A second challenge we face today is the large number of people who wish to celebrate with us on this occasion and the declining number of priests available to preside at the Christmas Masses. In some communities there is no priest available to celebrate the Eucharist at Christmas. In many parishes it is becoming impossible for one priest to celebrate the number of Masses needed to accommodate those who wish to celebrate the Eucharist at Christmas. In addition, when Christmas is celebrated on Monday (as in 2000) some priests in urban areas may be required to celebrate the Eucharist as many as ten times in a 48 hour period (from Saturday evening to Christmas afternoon). This can be an overwhelming burden for priests.
A Diverse Assembly

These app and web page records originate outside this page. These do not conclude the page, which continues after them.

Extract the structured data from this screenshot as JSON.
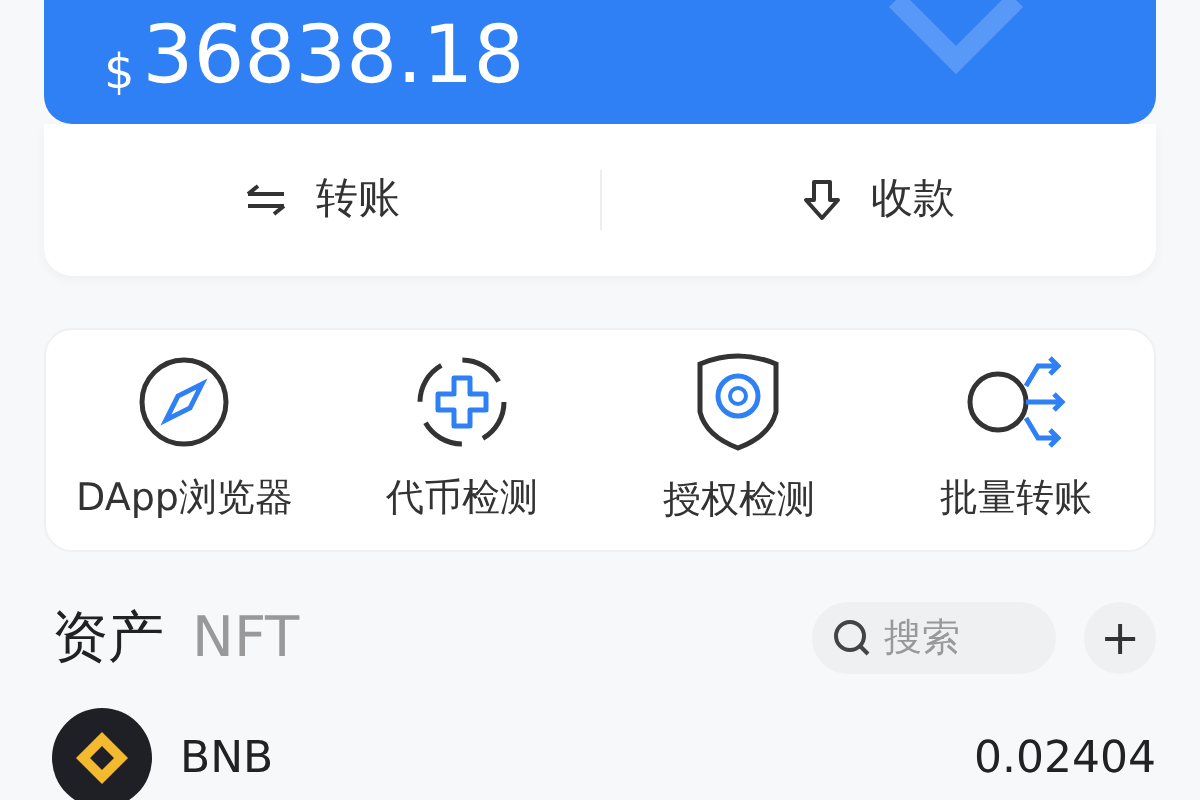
{
  "balance": {
    "currency": "$",
    "amount": "36838.18"
  },
  "actions": [
    {
      "kind": "transfer",
      "label": "转账"
    },
    {
      "kind": "receive",
      "label": "收款"
    }
  ],
  "tools": [
    {
      "kind": "compass",
      "label": "DApp浏览器"
    },
    {
      "kind": "token",
      "label": "代币检测"
    },
    {
      "kind": "shield",
      "label": "授权检测"
    },
    {
      "kind": "batch",
      "label": "批量转账"
    }
  ],
  "tabs": [
    {
      "label": "资产",
      "selected": true
    },
    {
      "label": "NFT",
      "selected": false
    }
  ],
  "search": {
    "placeholder": "搜索"
  },
  "add_button": "+",
  "assets": [
    {
      "name": "BNB",
      "amount": "0.02404"
    }
  ]
}
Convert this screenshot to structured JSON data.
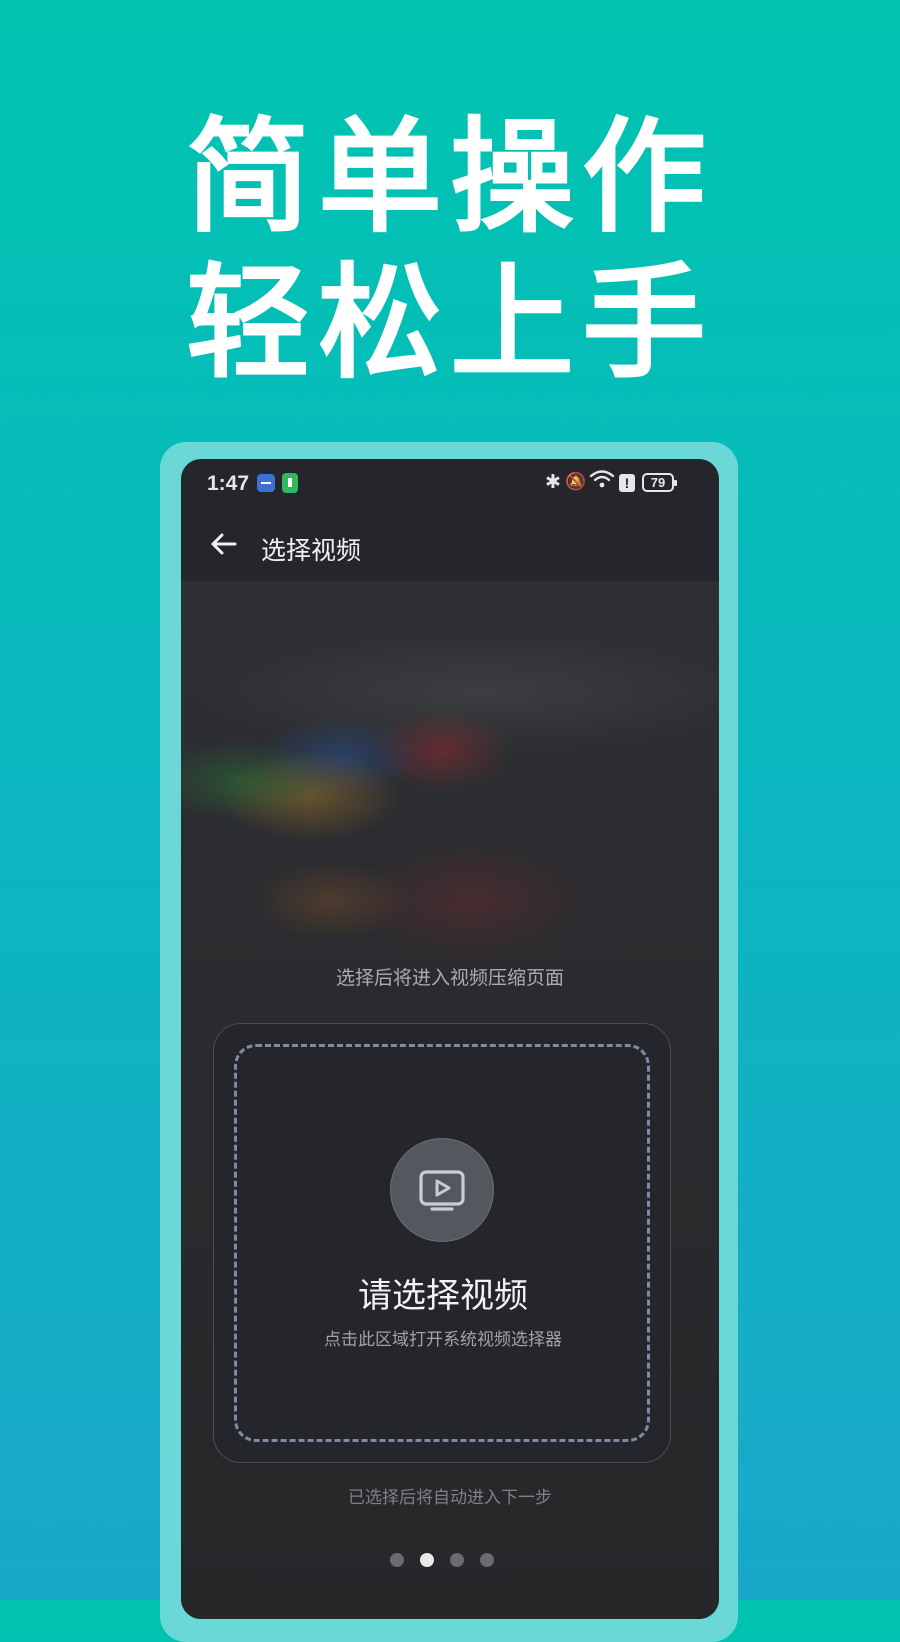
{
  "headline": {
    "line1": "简单操作",
    "line2": "轻松上手"
  },
  "status_bar": {
    "time": "1:47",
    "battery": "79",
    "icons": [
      "usb-icon",
      "battery-saver-icon",
      "bluetooth-icon",
      "mute-icon",
      "wifi-icon",
      "alert-icon",
      "battery-icon"
    ]
  },
  "app_bar": {
    "title": "选择视频",
    "back_icon": "arrow-left-icon"
  },
  "main": {
    "hint_top": "选择后将进入视频压缩页面",
    "picker": {
      "title": "请选择视频",
      "subtitle": "点击此区域打开系统视频选择器",
      "icon": "video-play-icon"
    },
    "hint_bottom": "已选择后将自动进入下一步",
    "pagination": {
      "total": 4,
      "active_index": 1
    }
  },
  "colors": {
    "background_top": "#00c4b0",
    "background_bottom": "#1aa8c9",
    "phone_frame": "#6ad8d6",
    "screen_bg": "#24262b",
    "dashed_border": "#7d8aa0"
  }
}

Christmas Masses attract large numbers of people from diverse backgrounds who bring with them a variety of faith experiences. Among those who celebrate with the Church at Christmas are faithful parishioners, their relatives and friends, those who are irregular in their participation in the liturgical life of the Church, and complete strangers. It is important that all are made to feel welcome so that, as God’s people, they will be united in the prayer of the Church and give thanks and praise for the salvation offered to them in Christ. The diverse assembly which gathers to celebrate the Eucharist at Christmas places far greater demands on pastors and other liturgical ministers than the community that regularly gathers for the Sunday Eucharist.
Good Liturgical Celebration

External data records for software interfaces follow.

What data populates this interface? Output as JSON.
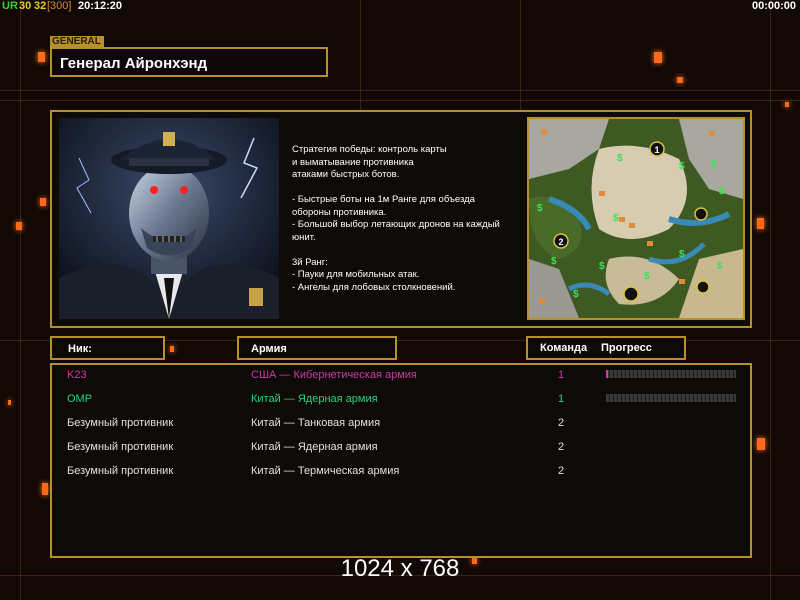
{
  "topbar": {
    "ur_label": "UR",
    "num1": "30",
    "num2": "32",
    "bracket_val": "[300]",
    "clock": "20:12:20",
    "timer": "00:00:00"
  },
  "general": {
    "tag": "GENERAL",
    "name": "Генерал Айронхэнд",
    "description": "Стратегия победы: контроль карты\nи выматывание противника\nатаками быстрых ботов.\n\n- Быстрые боты на 1м Ранге для объезда\n  обороны противника.\n- Большой выбор летающих дронов на каждый\n  юнит.\n\n3й Ранг:\n- Пауки для мобильных атак.\n- Ангелы для лобовых столкновений."
  },
  "table": {
    "headers": {
      "nick": "Ник:",
      "army": "Армия",
      "team": "Команда",
      "progress": "Прогресс"
    },
    "rows": [
      {
        "nick": "K23",
        "army": "США — Кибернетическая армия",
        "team": "1",
        "color": "#cc3aa8",
        "has_progress": true
      },
      {
        "nick": "OMP",
        "army": "Китай — Ядерная армия",
        "team": "1",
        "color": "#2fd07a",
        "has_progress": true
      },
      {
        "nick": "Безумный противник",
        "army": "Китай — Танковая армия",
        "team": "2",
        "color": "#e0e0e0",
        "has_progress": false
      },
      {
        "nick": "Безумный противник",
        "army": "Китай — Ядерная армия",
        "team": "2",
        "color": "#e0e0e0",
        "has_progress": false
      },
      {
        "nick": "Безумный противник",
        "army": "Китай — Термическая армия",
        "team": "2",
        "color": "#e0e0e0",
        "has_progress": false
      }
    ]
  },
  "map": {
    "spawns": [
      "1",
      "2"
    ]
  },
  "resolution": "1024 x 768",
  "colors": {
    "gold": "#b8902a",
    "accent_orange": "#ff6a1a",
    "topbar_green": "#3ccf3c",
    "topbar_yellow": "#e6d21e",
    "topbar_orange": "#d78a3a"
  }
}
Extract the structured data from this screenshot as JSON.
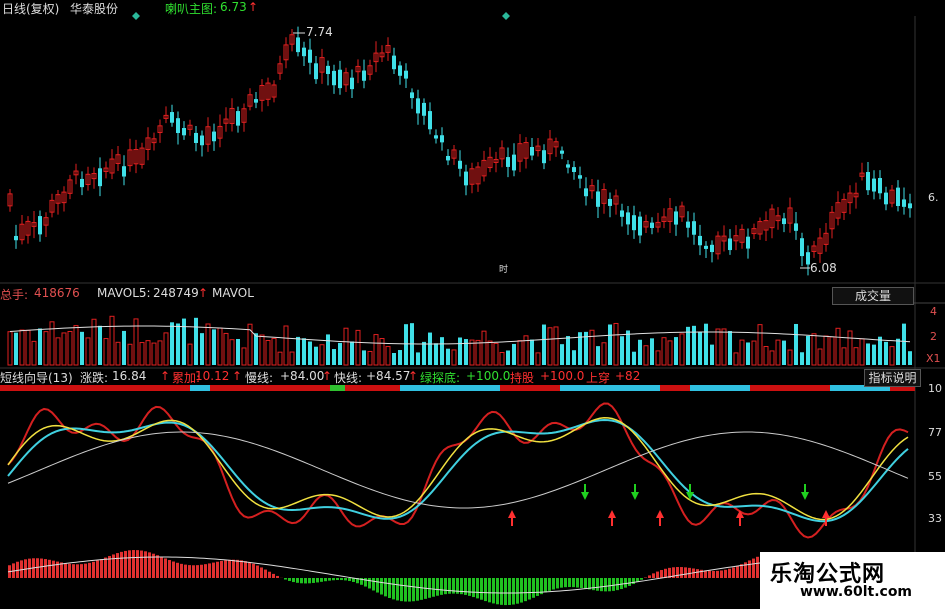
{
  "header": {
    "period_label": "日线(复权)",
    "stock_name": "华泰股份",
    "main_indicator": "喇叭主图:",
    "main_indicator_value": "6.73",
    "up_arrow": "↑"
  },
  "price_panel": {
    "high_label": "7.74",
    "low_label": "6.08",
    "right_axis_label": "6.",
    "center_marker": "时"
  },
  "volume_panel": {
    "total_hands_label": "总手:",
    "total_hands_value": "418676",
    "mavol5_label": "MAVOL5:",
    "mavol5_value": "248749",
    "mavol_label": "MAVOL",
    "button_label": "成交量",
    "axis_labels": [
      "4",
      "2",
      "X1"
    ]
  },
  "indicator_panel": {
    "name": "短线向导(13)",
    "change_label": "涨跌:",
    "change_value": "16.84",
    "accum_label": "累加:",
    "accum_value": "10.12",
    "slow_label": "慢线:",
    "slow_value": "+84.00",
    "fast_label": "快线:",
    "fast_value": "+84.57",
    "green_bottom_label": "绿探底:",
    "green_bottom_value": "+100.0",
    "hold_label": "持股",
    "hold_value": "+100.0",
    "cross_label": "上穿",
    "cross_value": "+82",
    "button_label": "指标说明",
    "axis_labels": [
      "10",
      "77",
      "55",
      "33"
    ]
  },
  "watermark": {
    "title": "乐淘公式网",
    "url": "www.60lt.com"
  },
  "colors": {
    "up": "#e02020",
    "down": "#40e0e8",
    "yellow": "#f0e040",
    "white": "#e0e0e0",
    "green": "#20d020",
    "accent_red": "#ff3030"
  }
}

In order to facilitate the assembly’s full, conscious and active participation at all the many Christmas Masses, much planning and preparation is required. The arrangement of a festive and hospitable environment with adequate seating for the many people who will participate in the Christmas Masses requires careful thought and much hard work. Choirs and other musicians often need to rehearse for months in order to lead everyone in song that is both familiar and inspiring. Ministers of the word and those charged with preaching must take special care to proclaim the scriptures in such a way that all find nourishment at the table of God’s word. Additional ushers, eucharistic ministers, readers, musicians, and servers need to be engaged in order for the many Masses to be good liturgical celebrations.
Ever since the feast of Christmas was established, we have celebrated the Birth of Christ each year with the Eucharist. The Christmas Mass continues to be the principal way for us to express our joy and gratitude for the mystery of the Incarnation. Today’s changing cultural patterns, pastoral circumstances and the requirements of ensuring good liturgical celebrations at Christmas challenge us to be creative in finding ways to maintain our Christmas tradition. Thoughtful reflection on our rich liturgical tradition surrounding the feast of Christmas and the customs which it has inspired will enable us to find such creative ways to keep our Christmas eucharistic tradition alive. Now is a fitting time for pastors, pastoral councils, liturgy committees, families, and individuals – all of us – to ask, “How can we plan and prepare to keep the Eucharist at the heart of our Christmas celebration this year?”
Copyright © 2000 Concacan Inc., 2000. All rights reserved.
This document has been prepared by the National Liturgy Office of the English-Sector Episcopal Commission on Liturgy. It was originally prepared as a six-page pamphlet in WordPerfect format.